Maggie had gifted them with perpetual satellite access, and while she could have easily pinpointed them through that uplink, Shaun didn't think she ever would. He and George watched the site in her hands, and Mahir's, and it was different--less polemic, less prone to Darwinist dramatics of both the Irwin and non-Irwin varieties--but if nothing else, she was too busy to spend that much time tracking them down. After the End Times blew up after they peaced out, rivaling their competitors for any story they broke in unique visitors and time spent on sight. Shaun was absurdly proud whenever George showed him the numbers, drawn from her backdoor-backdoor ghost account.

For the most part, though, they read, and slept, and fucked, and made out like they had when they were teenagers--only this time there was less of a chance that one of Masons had put a remote camera in the garage "just to see if anything interesting happened to show the viewers." It was nice. It was weird. They had to figure out how to do stuff with each other all over again. George's hymen was intact, which was an uncomfortable, unlooked-for discovery. Shaun still had nightmares about George dying--not to mention Bonus George still narrating in his head--and he hated how often he thought George, gently shaking him awake from the dreams, was some kind of fucked up ghost.

But there were also days when, seriously, a zombie elk shambled into their territory, and Shaun and a couple rangers had to take the fucker out.

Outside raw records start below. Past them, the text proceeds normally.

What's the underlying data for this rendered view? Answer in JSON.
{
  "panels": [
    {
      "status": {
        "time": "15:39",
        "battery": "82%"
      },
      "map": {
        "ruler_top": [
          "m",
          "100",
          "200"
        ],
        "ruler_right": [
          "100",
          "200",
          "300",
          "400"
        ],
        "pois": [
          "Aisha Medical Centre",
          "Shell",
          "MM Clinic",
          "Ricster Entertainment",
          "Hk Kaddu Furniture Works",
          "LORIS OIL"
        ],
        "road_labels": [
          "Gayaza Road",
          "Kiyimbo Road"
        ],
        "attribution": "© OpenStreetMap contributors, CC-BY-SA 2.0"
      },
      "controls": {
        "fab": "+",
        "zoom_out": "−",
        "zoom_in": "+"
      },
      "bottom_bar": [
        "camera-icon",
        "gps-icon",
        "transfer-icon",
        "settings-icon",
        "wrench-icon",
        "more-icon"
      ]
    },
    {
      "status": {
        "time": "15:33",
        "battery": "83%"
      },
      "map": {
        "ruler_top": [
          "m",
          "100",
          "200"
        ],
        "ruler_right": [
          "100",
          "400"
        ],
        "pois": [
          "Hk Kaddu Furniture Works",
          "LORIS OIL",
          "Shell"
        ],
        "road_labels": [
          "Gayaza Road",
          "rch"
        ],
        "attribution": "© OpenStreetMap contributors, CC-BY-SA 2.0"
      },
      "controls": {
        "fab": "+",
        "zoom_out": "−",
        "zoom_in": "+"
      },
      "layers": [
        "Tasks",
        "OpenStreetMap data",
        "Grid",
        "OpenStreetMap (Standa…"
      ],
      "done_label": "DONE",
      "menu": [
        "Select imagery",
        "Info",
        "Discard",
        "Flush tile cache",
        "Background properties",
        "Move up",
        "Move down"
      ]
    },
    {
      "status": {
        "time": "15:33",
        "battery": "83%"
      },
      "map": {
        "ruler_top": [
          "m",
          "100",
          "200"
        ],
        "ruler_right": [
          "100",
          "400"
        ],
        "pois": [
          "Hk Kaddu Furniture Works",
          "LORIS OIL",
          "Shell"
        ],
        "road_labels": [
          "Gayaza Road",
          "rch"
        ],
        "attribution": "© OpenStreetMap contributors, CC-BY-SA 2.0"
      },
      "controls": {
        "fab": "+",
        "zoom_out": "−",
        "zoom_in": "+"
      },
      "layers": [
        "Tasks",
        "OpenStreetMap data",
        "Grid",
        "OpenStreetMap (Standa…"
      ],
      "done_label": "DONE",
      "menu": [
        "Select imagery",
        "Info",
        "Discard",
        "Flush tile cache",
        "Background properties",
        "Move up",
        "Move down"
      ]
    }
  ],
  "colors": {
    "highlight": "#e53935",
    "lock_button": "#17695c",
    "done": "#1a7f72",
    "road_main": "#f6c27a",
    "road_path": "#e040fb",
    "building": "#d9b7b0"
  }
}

It was a Roosevelt elk, he learned, almost 400 kg and a crazy fucker, too. The rangers said the bears were all gone now, but they went quiet when Shaun asked about the wolves.

Not many people would bother them here, with zombie wolves. Vancouver Island was help and hazard all at once.

George liked to sit on the porch, facing the westward ocean with a fleece blanket and her tablet. There were concentric rings where her cans of Coke always sat. It rained, for much of the year, but they liked it better than the Bay. It felt more like home than Berkeley ever had, because it was theirs. They'd earned it, and they'd made it for themselves.

This night, their field reports sent in through encrypted proxies for Mahir to post and Shaun's twice-daily security check completed, he joined George where she was sitting in her usual spot, Coke condensating in her hand, tablet and keyboard discarded next to her. She smiled at him when he moved them to the coffee table and sat down next to her, tucking himself in close and pulling the blanket over his legs.

"Do you think there's zombie sharks?" he asked, swinging an arm over her shoulders and pulling her close to him.

"Didn't Shannon Abbey do some experimentation on aquatic animals?" George asked, resting her head on Shaun's shoulder.

"She did," Shaun said, "and don't get me wrong, a zombie squid is something I used to dream of when I was a kid, but sharks. That shit would be crazy. Maybe I should learn how to dive."

He heard George's smile in her voice. "Maybe you should learn how to operate submersible robots," she suggested, and actually, that was a pretty fucking cool-ass idea.

"George--" he said, and she cut him off, squeezing his knee companionably.

"I have a couple vendors for you," she said, and Shaun fist pumped with his free hand.

"Anything interesting from the rest of the world?" he asked idly, threading his fingers through her longish hair. She'd started to grow it out after they came here; there weren't that many reasons to go outside of their house, and Shaun loved the way she reacted when he played with it. He worshipped the way she reacted when he pulled at it when he was fucking her.

"Not really," she said, which was a lie and the truth all at the same time. They fell silent, looking out over the edge of the world, their quiet, beating hearts pulsing in time.